━━━━━ Provided records ━━━━━

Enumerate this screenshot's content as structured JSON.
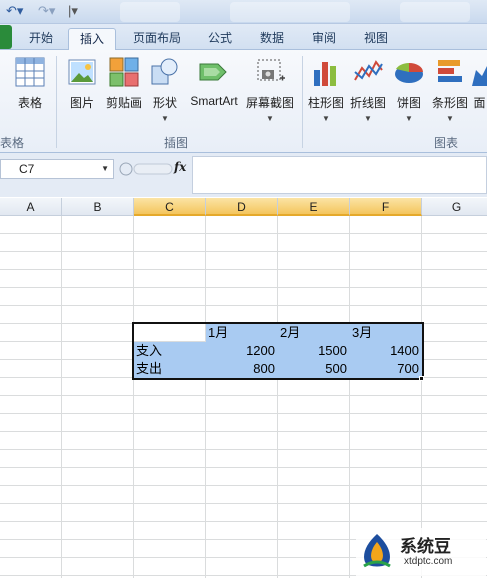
{
  "ribbon_tabs": [
    "开始",
    "插入",
    "页面布局",
    "公式",
    "数据",
    "审阅",
    "视图"
  ],
  "active_tab": "插入",
  "ribbon": {
    "table_btn": "表格",
    "picture_btn": "图片",
    "clipart_btn": "剪贴画",
    "shapes_btn": "形状",
    "smartart_btn": "SmartArt",
    "screenshot_btn": "屏幕截图",
    "column_chart_btn": "柱形图",
    "line_chart_btn": "折线图",
    "pie_chart_btn": "饼图",
    "bar_chart_btn": "条形图",
    "area_chart_btn": "面",
    "group_tables": "表格",
    "group_illustrations": "插图",
    "group_charts": "图表"
  },
  "formula_bar": {
    "name_box": "C7",
    "fx_label": "fx",
    "value": ""
  },
  "sheet": {
    "columns": [
      "A",
      "B",
      "C",
      "D",
      "E",
      "F",
      "G"
    ],
    "selected_columns": [
      "C",
      "D",
      "E",
      "F"
    ],
    "table": {
      "headers": [
        "",
        "1月",
        "2月",
        "3月"
      ],
      "rows": [
        {
          "label": "支入",
          "values": [
            "1200",
            "1500",
            "1400"
          ]
        },
        {
          "label": "支出",
          "values": [
            "800",
            "500",
            "700"
          ]
        }
      ]
    }
  },
  "colors": {
    "selection_fill": "#a9cbf2",
    "selected_header": "#f4c55e",
    "file_tab": "#2a8b3a"
  },
  "watermark": {
    "name": "系统豆",
    "domain": "xtdptc.com"
  }
}
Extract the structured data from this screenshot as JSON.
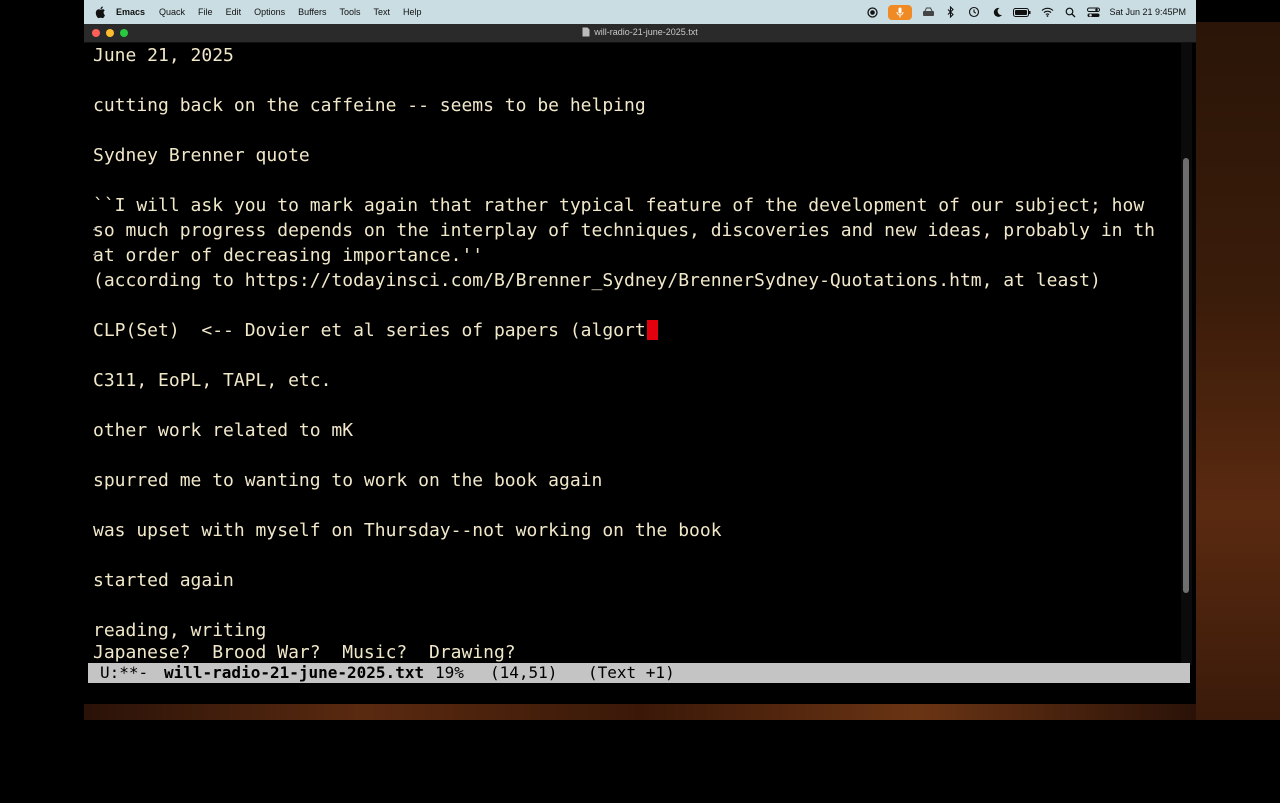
{
  "menubar": {
    "app_name": "Emacs",
    "items": [
      "Quack",
      "File",
      "Edit",
      "Options",
      "Buffers",
      "Tools",
      "Text",
      "Help"
    ],
    "status_icons": [
      "record-icon",
      "microphone-icon",
      "drive-icon",
      "bluetooth-icon",
      "time-machine-icon",
      "moon-icon",
      "battery-icon",
      "wifi-icon",
      "search-icon",
      "control-center-icon"
    ],
    "clock": "Sat Jun 21  9:45PM"
  },
  "window": {
    "title": "will-radio-21-june-2025.txt",
    "traffic_lights": {
      "close": "#fe5f57",
      "minimize": "#febc2e",
      "zoom": "#28c840"
    }
  },
  "editor": {
    "text_color": "#f1e8c9",
    "background": "#000000",
    "cursor_color": "#e5000e",
    "lines": [
      "June 21, 2025",
      "",
      "cutting back on the caffeine -- seems to be helping",
      "",
      "Sydney Brenner quote",
      "",
      "``I will ask you to mark again that rather typical feature of the development of our subject; how ",
      "so much progress depends on the interplay of techniques, discoveries and new ideas, probably in th",
      "at order of decreasing importance.''",
      "(according to https://todayinsci.com/B/Brenner_Sydney/BrennerSydney-Quotations.htm, at least)",
      "",
      "CLP(Set)  <-- Dovier et al series of papers (algort",
      "",
      "C311, EoPL, TAPL, etc.",
      "",
      "other work related to mK",
      "",
      "spurred me to wanting to work on the book again",
      "",
      "was upset with myself on Thursday--not working on the book",
      "",
      "started again",
      "",
      "reading, writing",
      "Japanese?  Brood War?  Music?  Drawing?"
    ]
  },
  "modeline": {
    "state": "U:**-",
    "buffer_name": "will-radio-21-june-2025.txt",
    "percent": "19%",
    "position": "(14,51)",
    "mode": "(Text +1)"
  }
}
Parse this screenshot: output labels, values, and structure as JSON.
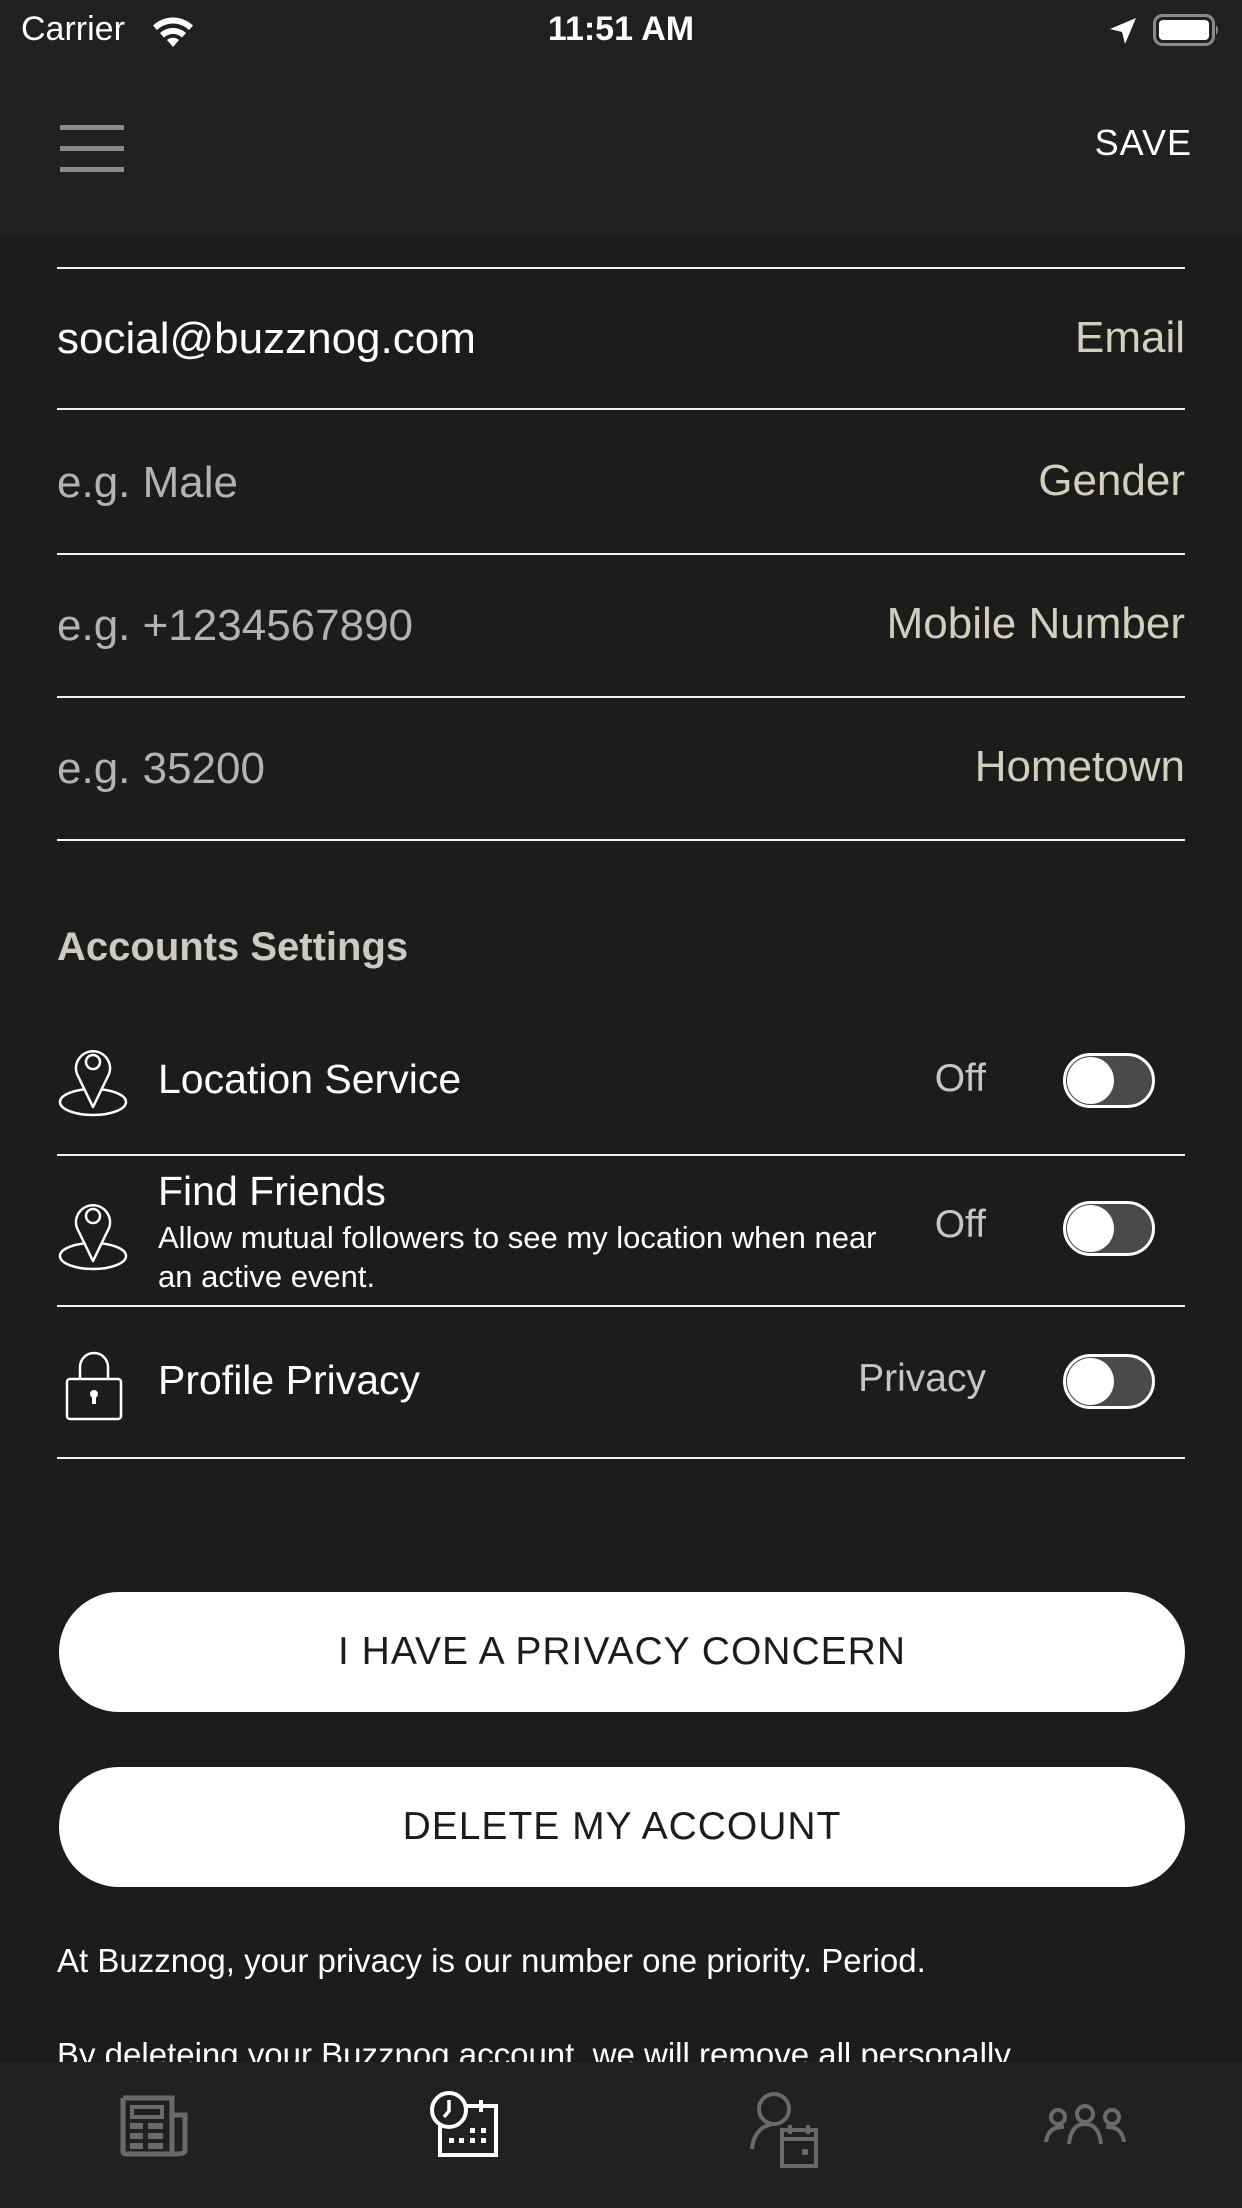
{
  "status_bar": {
    "carrier": "Carrier",
    "time": "11:51 AM",
    "icons": [
      "wifi-icon",
      "location-arrow-icon",
      "battery-icon"
    ]
  },
  "header": {
    "menu_icon": "hamburger-menu-icon",
    "save_label": "SAVE"
  },
  "profile_fields": [
    {
      "label": "Email",
      "value": "social@buzznog.com",
      "placeholder": ""
    },
    {
      "label": "Gender",
      "value": "",
      "placeholder": "e.g. Male"
    },
    {
      "label": "Mobile Number",
      "value": "",
      "placeholder": "e.g. +1234567890"
    },
    {
      "label": "Hometown",
      "value": "",
      "placeholder": "e.g. 35200"
    }
  ],
  "accounts_settings": {
    "title": "Accounts Settings",
    "items": [
      {
        "icon": "location-pin-icon",
        "title": "Location Service",
        "description": "",
        "state_label": "Off",
        "enabled": false
      },
      {
        "icon": "location-pin-icon",
        "title": "Find Friends",
        "description": "Allow mutual followers to see my location when near an active event.",
        "state_label": "Off",
        "enabled": false
      },
      {
        "icon": "lock-icon",
        "title": "Profile Privacy",
        "description": "",
        "state_label": "Privacy",
        "enabled": false
      }
    ]
  },
  "actions": {
    "privacy_concern_label": "I HAVE A PRIVACY CONCERN",
    "delete_account_label": "DELETE MY ACCOUNT"
  },
  "info_text": {
    "paragraph_1": "At Buzznog, your privacy is our number one priority. Period.",
    "paragraph_2": "By deleteing your Buzznog account, we will remove all personally"
  },
  "tab_bar": {
    "tabs": [
      {
        "icon": "newspaper-icon",
        "active": false
      },
      {
        "icon": "calendar-clock-icon",
        "active": true
      },
      {
        "icon": "user-calendar-icon",
        "active": false
      },
      {
        "icon": "group-icon",
        "active": false
      }
    ]
  },
  "colors": {
    "background": "#1c1c1c",
    "header": "#212121",
    "field_label": "#d3cfbe",
    "placeholder": "#b3b3b3",
    "toggle_track": "#4a4a4c",
    "tab_inactive": "#6a6a6a",
    "tab_active": "#ffffff"
  }
}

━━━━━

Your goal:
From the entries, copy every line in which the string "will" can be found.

Reply:
    "title": "will-radio-21-june-2025.txt",
      "``I will ask you to mark again that rather typical feature of the development of our subject; how ",
    "buffer_name": "will-radio-21-june-2025.txt",
    "paragraph_2": "By deleteing your Buzznog account, we will remove all personally"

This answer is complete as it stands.